In 3.3 this setup protocol has got some shortcuts for the initial shard creation, which speeds up collection creation by roughly 50 to 60 percent.

LDAP authentication

The LDAP authentication module in the Enterprise Edition has been enhanced. The following options have been added to it:

  • the option --server.local-authentication controls whether the local _users collection is also used for looking up users. This is also the default behavior. If the authentication shall be restricted to just the LDAP directory, the option can be set to true, and arangod will then not make any queries to its _users collection when looking up users.

  • the option --server.authentication-timeout controls the expiration time for cached LDAP user information entries in arangod.

  • basic role support has been added for the LDAP module in the Enterprise Edition. New configuration options for LDAP in 3.3 are:

    • --ldap.roles-attribute-name
    • --ldap.roles-transformation
    • --ldap.roles-search
    • --ldap.roles-include
    • --ldap.roles-exclude
    • --ldap.superuser-role

    Please refer to LDAP for a detailed explanation.

Miscellaneous features

  • when creating a collection in the cluster, there is now an optional parameter enforceReplicationFactor: when set, this parameter enforces that the collection will only be created if there are not enough database servers available for the desired replicationFactor.

  • AQL DISTINCT is not changing the order of previous (sorted) results

    Previously the implementation of AQL distinct stored all encountered values in a hash table internally. When done, the final results were returned in the order dictated by the hash table that was used to store the keys. This order was more or less unpredictable. Though this was documented behavior, it was inconvenient for end users.

    3.3 now does not change the sort order of the result anymore when DISTINCT is used.

  • Several AQL functions have been implemented in C++, which can help save memory and CPU time for converting the function arguments and results. The following functions have been ported:

    • LEFT
    • RIGHT
    • SUBSTRING
    • TRIM
    • MATCHES
  • The ArangoShell prompt substitution characters have been extended. Now the following extra substitutions can be used for the arangosh prompt:

    • '%t': current time as timestamp
    • '%a': elpased time since ArangoShell start in seconds
    • '%p': duration of last command in seconds

    For example, to show the execution time of the last command executed in arangosh in the shell's prompt, start arangosh using:

    arangosh --console.prompt "%E@%d %p> "
    
  • There are new startup options for the logging to aid debugging and error reporting:

    • --log.role: will show one-letter code of server role (A = agent, C = coordinator, ...) This is especially useful when aggregating logs.

      The existing roles used in logs are:

      • U: undefined/unclear (used at startup)
      • S: single server
      • C: coordinator
      • P: primary
      • A: agent
    • --log.line-number true: this option will now additionally show the name of the C++ function that triggered the log message (file name and line number were already logged in previous versions)

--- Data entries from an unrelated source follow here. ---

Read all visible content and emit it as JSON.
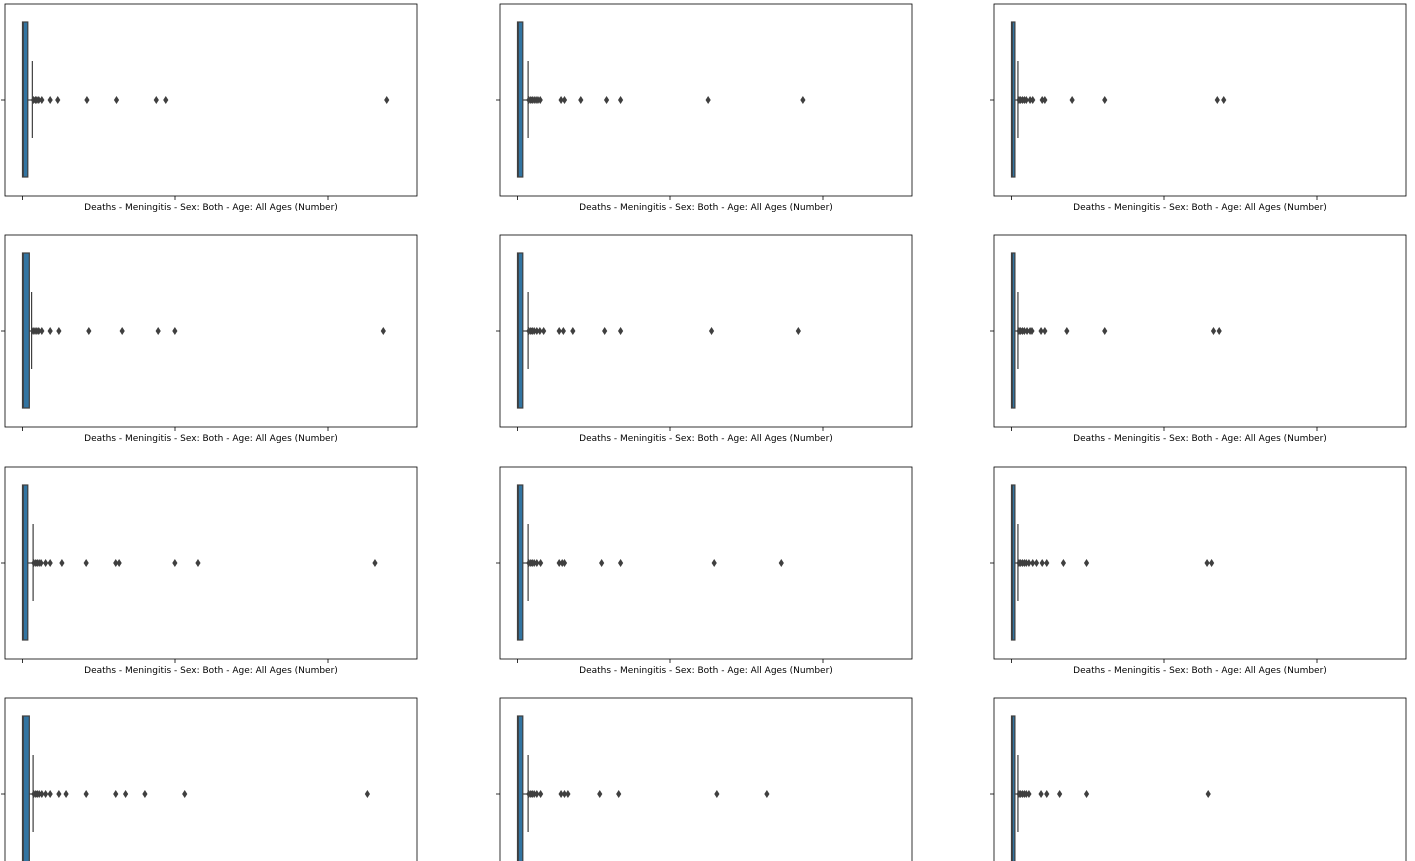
{
  "figure": {
    "box_color": "#3274a1",
    "edge_color": "#3f3f3f",
    "outlier_color": "#3f3f3f"
  },
  "chart_data": [
    {
      "type": "boxplot",
      "orientation": "horizontal",
      "xlabel": "Deaths - Meningitis - Sex: Both - Age: All Ages (Number)",
      "xlim": [
        0,
        100
      ],
      "box": {
        "q1": 0.0,
        "median": 0.2,
        "q3": 1.4,
        "whisker_low": 0.0,
        "whisker_high": 2.6
      },
      "outliers": [
        2.9,
        3.4,
        3.8,
        4.3,
        5.1,
        7.3,
        9.3,
        17.0,
        24.8,
        35.3,
        37.8,
        96.1
      ]
    },
    {
      "type": "boxplot",
      "orientation": "horizontal",
      "xlabel": "Deaths - Meningitis - Sex: Both - Age: All Ages (Number)",
      "xlim": [
        0,
        100
      ],
      "box": {
        "q1": 0.0,
        "median": 0.2,
        "q3": 1.4,
        "whisker_low": 0.0,
        "whisker_high": 2.8
      },
      "outliers": [
        3.0,
        3.5,
        3.9,
        4.4,
        4.9,
        5.4,
        6.0,
        11.5,
        12.4,
        16.7,
        23.5,
        27.2,
        50.3,
        75.3
      ]
    },
    {
      "type": "boxplot",
      "orientation": "horizontal",
      "xlabel": "Deaths - Meningitis - Sex: Both - Age: All Ages (Number)",
      "xlim": [
        0,
        100
      ],
      "box": {
        "q1": 0.0,
        "median": 0.2,
        "q3": 0.9,
        "whisker_low": 0.0,
        "whisker_high": 1.7
      },
      "outliers": [
        2.0,
        2.4,
        2.9,
        3.4,
        3.9,
        4.9,
        5.6,
        8.1,
        8.8,
        16.0,
        24.6,
        54.3,
        56.0
      ]
    },
    {
      "type": "boxplot",
      "orientation": "horizontal",
      "xlabel": "Deaths - Meningitis - Sex: Both - Age: All Ages (Number)",
      "xlim": [
        0,
        100
      ],
      "box": {
        "q1": 0.0,
        "median": 0.2,
        "q3": 1.8,
        "whisker_low": 0.0,
        "whisker_high": 2.4
      },
      "outliers": [
        2.8,
        3.3,
        3.8,
        4.3,
        5.1,
        7.3,
        9.6,
        17.5,
        26.3,
        35.8,
        40.2,
        95.2
      ]
    },
    {
      "type": "boxplot",
      "orientation": "horizontal",
      "xlabel": "Deaths - Meningitis - Sex: Both - Age: All Ages (Number)",
      "xlim": [
        0,
        100
      ],
      "box": {
        "q1": 0.0,
        "median": 0.2,
        "q3": 1.4,
        "whisker_low": 0.0,
        "whisker_high": 2.8
      },
      "outliers": [
        3.0,
        3.5,
        3.9,
        4.4,
        5.1,
        5.9,
        6.9,
        11.0,
        12.1,
        14.6,
        23.0,
        27.2,
        51.2,
        74.1
      ]
    },
    {
      "type": "boxplot",
      "orientation": "horizontal",
      "xlabel": "Deaths - Meningitis - Sex: Both - Age: All Ages (Number)",
      "xlim": [
        0,
        100
      ],
      "box": {
        "q1": 0.0,
        "median": 0.2,
        "q3": 0.9,
        "whisker_low": 0.0,
        "whisker_high": 1.7
      },
      "outliers": [
        2.0,
        2.4,
        2.9,
        3.4,
        4.1,
        4.9,
        5.4,
        7.8,
        8.8,
        14.6,
        24.6,
        53.3,
        54.8
      ]
    },
    {
      "type": "boxplot",
      "orientation": "horizontal",
      "xlabel": "Deaths - Meningitis - Sex: Both - Age: All Ages (Number)",
      "xlim": [
        0,
        100
      ],
      "box": {
        "q1": 0.0,
        "median": 0.2,
        "q3": 1.4,
        "whisker_low": 0.0,
        "whisker_high": 2.8
      },
      "outliers": [
        3.0,
        3.5,
        3.9,
        4.4,
        4.9,
        6.1,
        7.3,
        10.4,
        16.8,
        24.6,
        25.5,
        40.2,
        46.3,
        93.0
      ]
    },
    {
      "type": "boxplot",
      "orientation": "horizontal",
      "xlabel": "Deaths - Meningitis - Sex: Both - Age: All Ages (Number)",
      "xlim": [
        0,
        100
      ],
      "box": {
        "q1": 0.0,
        "median": 0.2,
        "q3": 1.4,
        "whisker_low": 0.0,
        "whisker_high": 2.8
      },
      "outliers": [
        3.0,
        3.5,
        3.9,
        4.4,
        5.1,
        6.1,
        11.0,
        11.8,
        12.4,
        22.2,
        27.2,
        51.9,
        69.6
      ]
    },
    {
      "type": "boxplot",
      "orientation": "horizontal",
      "xlabel": "Deaths - Meningitis - Sex: Both - Age: All Ages (Number)",
      "xlim": [
        0,
        100
      ],
      "box": {
        "q1": 0.0,
        "median": 0.2,
        "q3": 0.9,
        "whisker_low": 0.0,
        "whisker_high": 1.7
      },
      "outliers": [
        2.0,
        2.4,
        2.9,
        3.4,
        3.9,
        4.6,
        5.6,
        6.6,
        8.1,
        9.3,
        13.7,
        19.8,
        51.6,
        52.8
      ]
    },
    {
      "type": "boxplot",
      "orientation": "horizontal",
      "xlabel": "",
      "xlim": [
        0,
        100
      ],
      "box": {
        "q1": 0.0,
        "median": 0.2,
        "q3": 1.8,
        "whisker_low": 0.0,
        "whisker_high": 2.8
      },
      "outliers": [
        3.0,
        3.5,
        3.9,
        4.4,
        5.1,
        6.1,
        7.3,
        9.6,
        11.5,
        16.8,
        24.6,
        27.2,
        32.3,
        42.8,
        91.0
      ]
    },
    {
      "type": "boxplot",
      "orientation": "horizontal",
      "xlabel": "",
      "xlim": [
        0,
        100
      ],
      "box": {
        "q1": 0.0,
        "median": 0.2,
        "q3": 1.4,
        "whisker_low": 0.0,
        "whisker_high": 2.8
      },
      "outliers": [
        3.0,
        3.5,
        3.9,
        4.4,
        5.1,
        6.1,
        11.5,
        12.4,
        13.3,
        21.7,
        26.7,
        52.6,
        65.8
      ]
    },
    {
      "type": "boxplot",
      "orientation": "horizontal",
      "xlabel": "",
      "xlim": [
        0,
        100
      ],
      "box": {
        "q1": 0.0,
        "median": 0.2,
        "q3": 0.9,
        "whisker_low": 0.0,
        "whisker_high": 1.7
      },
      "outliers": [
        2.0,
        2.4,
        2.9,
        3.4,
        3.9,
        4.6,
        7.8,
        9.3,
        12.7,
        19.8,
        51.9
      ]
    }
  ]
}
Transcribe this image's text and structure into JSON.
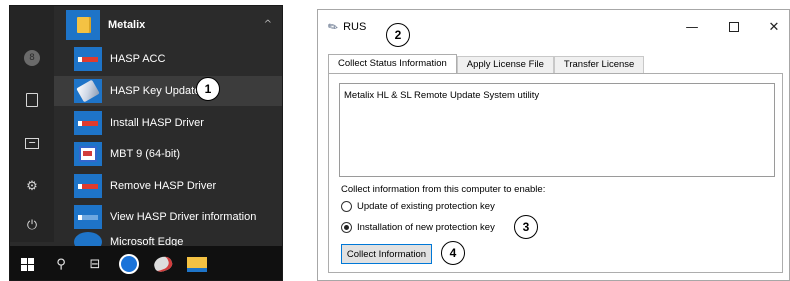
{
  "start_menu": {
    "folder": {
      "label": "Metalix",
      "icon": "folder-icon",
      "expand_icon": "chevron-up-icon"
    },
    "items": [
      {
        "label": "HASP ACC",
        "icon": "hasp-app-icon"
      },
      {
        "label": "HASP Key Update",
        "icon": "key-update-icon"
      },
      {
        "label": "Install HASP Driver",
        "icon": "hasp-app-icon"
      },
      {
        "label": "MBT 9 (64-bit)",
        "icon": "mbt-app-icon"
      },
      {
        "label": "Remove HASP Driver",
        "icon": "hasp-app-icon"
      },
      {
        "label": "View HASP Driver information",
        "icon": "hasp-info-icon"
      }
    ],
    "partial_item": {
      "label": "Microsoft Edge"
    },
    "rail_icons": [
      "user-icon",
      "document-icon",
      "pictures-icon",
      "settings-icon",
      "power-icon"
    ],
    "rail_user_initial": "8",
    "taskbar_icons": [
      "windows-start-icon",
      "search-icon",
      "task-view-icon",
      "teamviewer-icon",
      "paint-icon",
      "file-explorer-icon"
    ]
  },
  "callouts": {
    "one": "1",
    "two": "2",
    "three": "3",
    "four": "4"
  },
  "dialog": {
    "title": "RUS",
    "controls": {
      "minimize": "—",
      "close": "✕"
    },
    "tabs": [
      {
        "label": "Collect Status Information",
        "active": true
      },
      {
        "label": "Apply License File",
        "active": false
      },
      {
        "label": "Transfer License",
        "active": false
      }
    ],
    "text_area": "Metalix HL & SL Remote Update System utility",
    "collect_label": "Collect information from this computer to enable:",
    "options": [
      {
        "label": "Update of existing protection key",
        "selected": false
      },
      {
        "label": "Installation of new protection key",
        "selected": true
      }
    ],
    "button_label": "Collect Information",
    "accent_color": "#0078d7"
  }
}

    • --log.thread-name true: this new option will log the name of the ArangoDB thread that triggered the log message. Will have meaningful output on Linux only

  • make the ArangoShell (arangosh) refill its collection cache when a yet-unknown collection is first accessed. This fixes the following problem when working with the shell while in another shell or by another process a new collection is added:

    arangosh1> db._collections();  // shell1 lists all collections
    arangosh2> db._create("test"); // shell2 now creates a new collection 'test'
    arangosh1> db.test.insert({}); // shell1 is not aware of the collection created
                                   // in shell2, so the insert will fail